Councillors could lose vote on Traveller accommodation - Minister says

Damien English tells committee too many local authorities are failing to deliver

Damian English  said it was “absolutely frustrating to see funding not been spent.”Photograph: Alan Betson

Damian English said it was “absolutely frustrating to see funding not been spent.”Photograph: Alan Betson

 

Local councillors may soon lose their power to vote on proposed Traveller accommodation, minister of State at the Department of Housing Damien English has warned.

He told the Oireachtas housing committee on Thursday he was awaiting legal advice from the Attorney General on the issue.

One of the log-jams in the delivery of Traveller housing, identified in a high-level report published in July, has been objections by settled residents to proposed Traveller accommodation during the planning process, and these being reflected in local councillors’ voting records.

All proposed social housing is voted on by councillors as part of the planning process known as ’Part 8’.

Mr English was updating the committee on implementation of a high-level report which examined the effectiveness of mechanisms to deliver Traveller accommodation, He said too many local authorities were failing to deliver.

“I have to see what our powers are legally. I would be of a belief we have to try and work with local authorities to do this increase delivery of Traveller housing]. If we could that would be better but that has been shown to not work so far.”

Among the report’s recommendations are that: “the reserved function of elected members” in councils to approve plans for Traveller housing, and to approve plans to provide council-owned land to housing bodes for Traveller housing, should be suspended for five years and the role taken over by the council’s chief executive.
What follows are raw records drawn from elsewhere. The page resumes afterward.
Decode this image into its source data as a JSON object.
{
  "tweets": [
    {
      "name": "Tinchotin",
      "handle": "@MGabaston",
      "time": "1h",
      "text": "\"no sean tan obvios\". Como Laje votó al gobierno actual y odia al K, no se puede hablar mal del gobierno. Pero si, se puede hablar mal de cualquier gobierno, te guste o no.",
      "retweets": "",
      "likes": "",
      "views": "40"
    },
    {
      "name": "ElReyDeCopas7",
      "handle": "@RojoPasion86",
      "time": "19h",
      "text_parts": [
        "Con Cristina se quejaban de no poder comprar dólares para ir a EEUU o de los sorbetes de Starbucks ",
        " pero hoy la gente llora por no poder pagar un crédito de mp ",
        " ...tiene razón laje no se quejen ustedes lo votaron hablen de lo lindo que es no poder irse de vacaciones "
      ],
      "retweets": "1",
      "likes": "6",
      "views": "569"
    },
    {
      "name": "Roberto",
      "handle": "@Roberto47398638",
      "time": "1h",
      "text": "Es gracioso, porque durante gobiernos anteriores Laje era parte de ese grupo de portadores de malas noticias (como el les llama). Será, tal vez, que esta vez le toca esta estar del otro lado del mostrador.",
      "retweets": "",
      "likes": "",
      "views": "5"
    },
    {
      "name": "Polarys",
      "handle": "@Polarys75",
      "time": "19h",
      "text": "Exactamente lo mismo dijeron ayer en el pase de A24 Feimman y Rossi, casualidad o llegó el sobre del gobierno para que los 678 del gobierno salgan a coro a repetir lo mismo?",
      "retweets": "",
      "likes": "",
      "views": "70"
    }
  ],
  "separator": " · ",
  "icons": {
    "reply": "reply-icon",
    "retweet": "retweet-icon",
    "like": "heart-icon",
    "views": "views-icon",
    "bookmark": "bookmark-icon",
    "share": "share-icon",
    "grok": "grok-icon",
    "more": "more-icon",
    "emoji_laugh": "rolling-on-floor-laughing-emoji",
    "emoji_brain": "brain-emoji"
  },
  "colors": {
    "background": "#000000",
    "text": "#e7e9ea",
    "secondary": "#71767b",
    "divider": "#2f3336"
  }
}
It also recommends provision of Traveller accommodation be monitored by the National Traveller Accommodation Consultative Committee (NTACC). Where local authorities were failing to progress Traveller accommodation, the NTACC should refer them to an independent body to enforce progress.

Eoin Ó Broin (Sinn Féin) was “deeply concerned” that so far 70 per cent of the €13 million allocated to for Traveller accommodation this year remained unspent.
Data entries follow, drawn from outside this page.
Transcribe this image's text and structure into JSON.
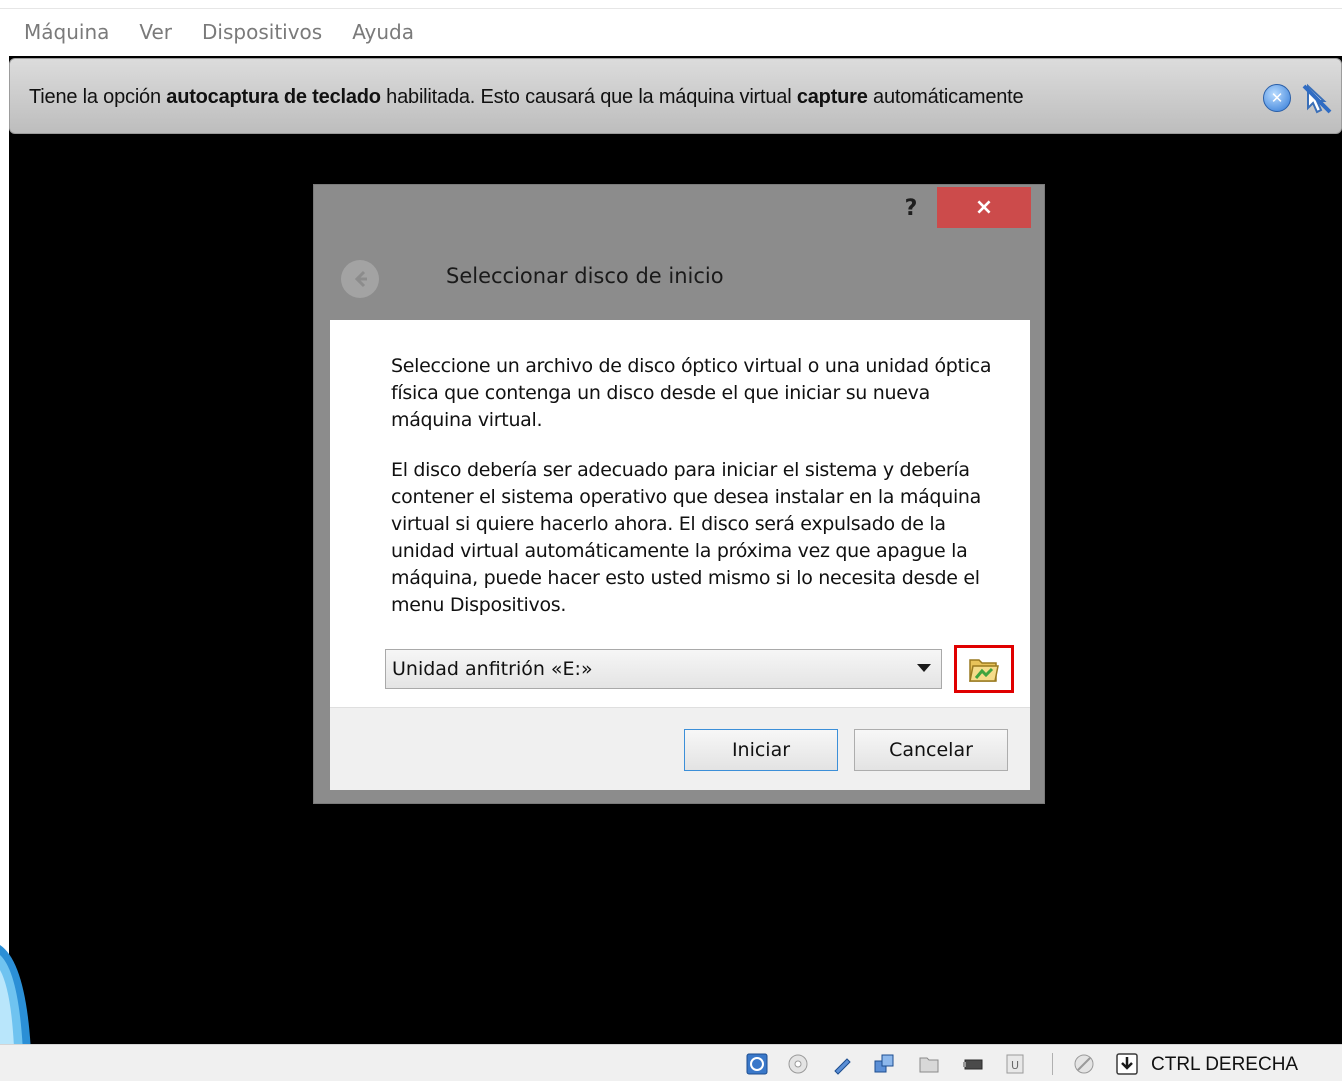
{
  "menubar": {
    "items": [
      "Máquina",
      "Ver",
      "Dispositivos",
      "Ayuda"
    ]
  },
  "notice": {
    "part1": "Tiene la opción ",
    "bold1": "autocaptura de teclado",
    "part2": " habilitada. Esto causará que la máquina virtual ",
    "bold2": "capture",
    "part3": " automáticamente"
  },
  "dialog": {
    "help": "?",
    "close": "×",
    "title": "Seleccionar disco de inicio",
    "para1": "Seleccione un archivo de disco óptico virtual o una unidad óptica física que contenga un disco desde el que iniciar su nueva máquina virtual.",
    "para2": "El disco debería ser adecuado para iniciar el sistema y debería contener el sistema operativo que desea instalar en la máquina virtual si quiere hacerlo ahora. El disco será expulsado de la unidad virtual automáticamente la próxima vez que apague la máquina, puede hacer esto usted mismo si lo necesita desde el menu Dispositivos.",
    "combo_value": "Unidad anfitrión «E:»",
    "start_label": "Iniciar",
    "cancel_label": "Cancelar"
  },
  "statusbar": {
    "host_key": "CTRL DERECHA",
    "icons": [
      "hard-disk-icon",
      "optical-disk-icon",
      "usb-icon",
      "network-icon",
      "shared-folder-icon",
      "display-icon",
      "video-capture-icon",
      "mouse-integration-icon",
      "keyboard-capture-icon"
    ]
  },
  "colors": {
    "close_red": "#cc4b4b",
    "highlight_red": "#e00000",
    "default_button_border": "#3c8fd8"
  }
}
“Fourteen local authorities have spent nothing and four have requested nothing...I cannot understand how any local authority, particularly large local authorities with large Traveller communities could not request money. It’s beyond belief.”

Mr English said it was “absolutely frustrating to see funding not been spent.. That is what we are trying to change here.”
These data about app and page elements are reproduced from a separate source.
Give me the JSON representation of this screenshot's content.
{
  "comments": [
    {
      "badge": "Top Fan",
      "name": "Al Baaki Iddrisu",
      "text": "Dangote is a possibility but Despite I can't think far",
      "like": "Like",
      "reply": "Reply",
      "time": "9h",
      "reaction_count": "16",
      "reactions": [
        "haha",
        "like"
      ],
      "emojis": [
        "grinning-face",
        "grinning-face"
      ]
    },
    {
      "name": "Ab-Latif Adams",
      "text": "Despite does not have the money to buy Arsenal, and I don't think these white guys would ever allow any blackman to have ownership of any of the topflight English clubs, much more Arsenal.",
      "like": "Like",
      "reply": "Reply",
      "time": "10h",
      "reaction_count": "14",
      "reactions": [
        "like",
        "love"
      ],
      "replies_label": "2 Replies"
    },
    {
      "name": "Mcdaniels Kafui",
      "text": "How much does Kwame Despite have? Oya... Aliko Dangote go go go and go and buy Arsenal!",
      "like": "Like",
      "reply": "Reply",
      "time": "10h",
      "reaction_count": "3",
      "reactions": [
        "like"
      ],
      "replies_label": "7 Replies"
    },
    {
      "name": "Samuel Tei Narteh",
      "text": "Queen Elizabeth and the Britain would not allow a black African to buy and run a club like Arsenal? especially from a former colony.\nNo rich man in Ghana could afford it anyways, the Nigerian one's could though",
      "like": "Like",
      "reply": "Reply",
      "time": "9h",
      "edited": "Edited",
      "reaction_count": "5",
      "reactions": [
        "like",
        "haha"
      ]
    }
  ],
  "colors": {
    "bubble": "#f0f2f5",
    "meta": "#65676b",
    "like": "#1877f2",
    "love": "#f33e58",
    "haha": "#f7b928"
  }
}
He hoped to publish an action plan on implementing recommendation, in January.

“There has to be some sort of game changer and I agree with you around the planning end of it.” He suggested a phasing in process for local authorities over a year, while Mr O Broin suggested local authorities which proved they could and would spend their allocated Traveller housing budget could have an “early exit” from the planning changes.

Senator Martin Conway (Fine Gael) said ongoing failure to provide adequate Traveller accommodation was the “the single biggest challenge this country” faced.